LOS ANGELES (Reuters) - Anglo-Australian rockers AC/DC won the first Grammy of their career on Sunday, ending one of the most notable snubs by the music industry’s top awards.
The band won the best hard rock performance statuette for the song “War Machine,” beating past winners Metallica and Linkin Park as well as Nickelback and Alice in Chains.
But its latest CD “Black Ice” lost the best rock album race to Green Day’s “21st Century Breakdown.”
“I love AC/DC,” Green Day frontman Billie Joe Armstrong told reporters. “If it wasn’t for (AC/DC guitarist) Angus (Young), I wouldn’t be playing guitar. But no, I don’t feel bad for them.”
AC/DC was not present at the Staples Centre to bask in the glory. It is currently touring New Zealand as part of the “Black Ice” world tour that kicked off in the United States in October 2008. Its album of the same name, its first release in almost seven years, has sold 6.7 million copies worldwide.
Compatriot Keith Urban was surprised to hear of its victory. “About time,” the country star told reporters after he also won an award.
AC/DC did not get its first Grammy nomination until 1991 when its album “The Razors Edge” was cited in the two-year-old hard rock performance category. It lost to Living Colour. A handful of nominations dribbled in over the ensuing years, although the band’s recorded output had slowed by then.
During AC/DC’s heyday in the late 1970s and early 1980s, Grammy voters largely ignored rock music and especially its harder offshoots. In 1980, when AC/DC released what would turn out to be one of the biggest records of all time, “Back in Black,” the Grammys showered statuettes on Christopher Cross and Bob Seger.
The band, which formed in Australia in 1973, has largely ignored prevailing musical trends to churn out a familiar diet of songs powered by blues-based guitar riffs and lyrics laced with double entendres.

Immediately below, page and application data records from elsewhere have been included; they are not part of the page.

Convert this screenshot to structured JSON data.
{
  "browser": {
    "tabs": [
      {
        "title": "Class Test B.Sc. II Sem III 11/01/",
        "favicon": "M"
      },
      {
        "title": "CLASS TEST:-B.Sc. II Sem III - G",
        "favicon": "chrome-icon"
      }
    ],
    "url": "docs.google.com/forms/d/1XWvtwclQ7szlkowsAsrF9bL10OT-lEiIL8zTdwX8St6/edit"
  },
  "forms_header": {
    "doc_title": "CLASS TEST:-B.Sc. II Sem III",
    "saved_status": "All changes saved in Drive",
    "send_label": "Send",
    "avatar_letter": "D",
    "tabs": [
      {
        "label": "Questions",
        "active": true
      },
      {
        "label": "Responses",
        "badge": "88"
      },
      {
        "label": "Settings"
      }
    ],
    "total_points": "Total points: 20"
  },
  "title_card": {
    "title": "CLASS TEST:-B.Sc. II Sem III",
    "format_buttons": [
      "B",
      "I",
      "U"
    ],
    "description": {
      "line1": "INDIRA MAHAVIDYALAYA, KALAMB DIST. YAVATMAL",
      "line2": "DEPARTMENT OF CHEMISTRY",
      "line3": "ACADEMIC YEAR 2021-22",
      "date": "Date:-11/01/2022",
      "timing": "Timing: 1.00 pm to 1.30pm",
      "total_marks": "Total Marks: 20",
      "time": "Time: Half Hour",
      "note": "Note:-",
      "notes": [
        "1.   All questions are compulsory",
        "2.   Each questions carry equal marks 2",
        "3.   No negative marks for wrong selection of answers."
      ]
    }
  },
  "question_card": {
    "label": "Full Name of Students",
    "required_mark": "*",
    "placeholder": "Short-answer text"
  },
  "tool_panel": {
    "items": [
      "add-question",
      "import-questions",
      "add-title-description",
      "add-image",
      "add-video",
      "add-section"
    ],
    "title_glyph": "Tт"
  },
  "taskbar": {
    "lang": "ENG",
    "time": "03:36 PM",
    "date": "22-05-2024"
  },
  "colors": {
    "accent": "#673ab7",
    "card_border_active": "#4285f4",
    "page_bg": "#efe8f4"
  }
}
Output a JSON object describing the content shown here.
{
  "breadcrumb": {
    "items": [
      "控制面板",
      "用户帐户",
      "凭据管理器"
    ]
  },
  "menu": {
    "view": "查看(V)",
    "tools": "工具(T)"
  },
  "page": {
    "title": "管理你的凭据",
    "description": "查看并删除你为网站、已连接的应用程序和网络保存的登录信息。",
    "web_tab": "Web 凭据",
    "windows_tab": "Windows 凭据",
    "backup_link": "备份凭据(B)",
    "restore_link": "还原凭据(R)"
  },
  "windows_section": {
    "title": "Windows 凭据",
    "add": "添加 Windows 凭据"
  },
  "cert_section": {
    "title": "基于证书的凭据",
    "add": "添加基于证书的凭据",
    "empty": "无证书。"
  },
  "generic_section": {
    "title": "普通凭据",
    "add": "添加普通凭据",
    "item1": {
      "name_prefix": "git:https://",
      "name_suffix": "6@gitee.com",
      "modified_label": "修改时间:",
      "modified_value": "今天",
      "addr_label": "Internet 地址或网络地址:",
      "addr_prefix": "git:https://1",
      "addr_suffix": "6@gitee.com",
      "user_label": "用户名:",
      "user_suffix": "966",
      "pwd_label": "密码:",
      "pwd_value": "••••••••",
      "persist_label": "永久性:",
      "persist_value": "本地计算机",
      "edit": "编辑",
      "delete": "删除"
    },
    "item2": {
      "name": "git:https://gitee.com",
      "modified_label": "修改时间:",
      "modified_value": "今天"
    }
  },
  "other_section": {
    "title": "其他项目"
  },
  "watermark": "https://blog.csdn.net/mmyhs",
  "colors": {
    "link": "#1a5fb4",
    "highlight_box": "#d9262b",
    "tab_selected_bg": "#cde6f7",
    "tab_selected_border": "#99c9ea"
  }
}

Original singer Bon Scott, the voice behind such classics as “Highway to Hell” and “Let There Be Rock,” died of alcohol poisoning in 1980 and was replaced within weeks by Brian Johnson. The group has long traded on the mythology built around lead guitarist Angus Young who dresses like a schoolboy, but his low-profile older brother Malcolm on rhythm guitar is considered the group’s musical force.
Editing by Cynthia Osterman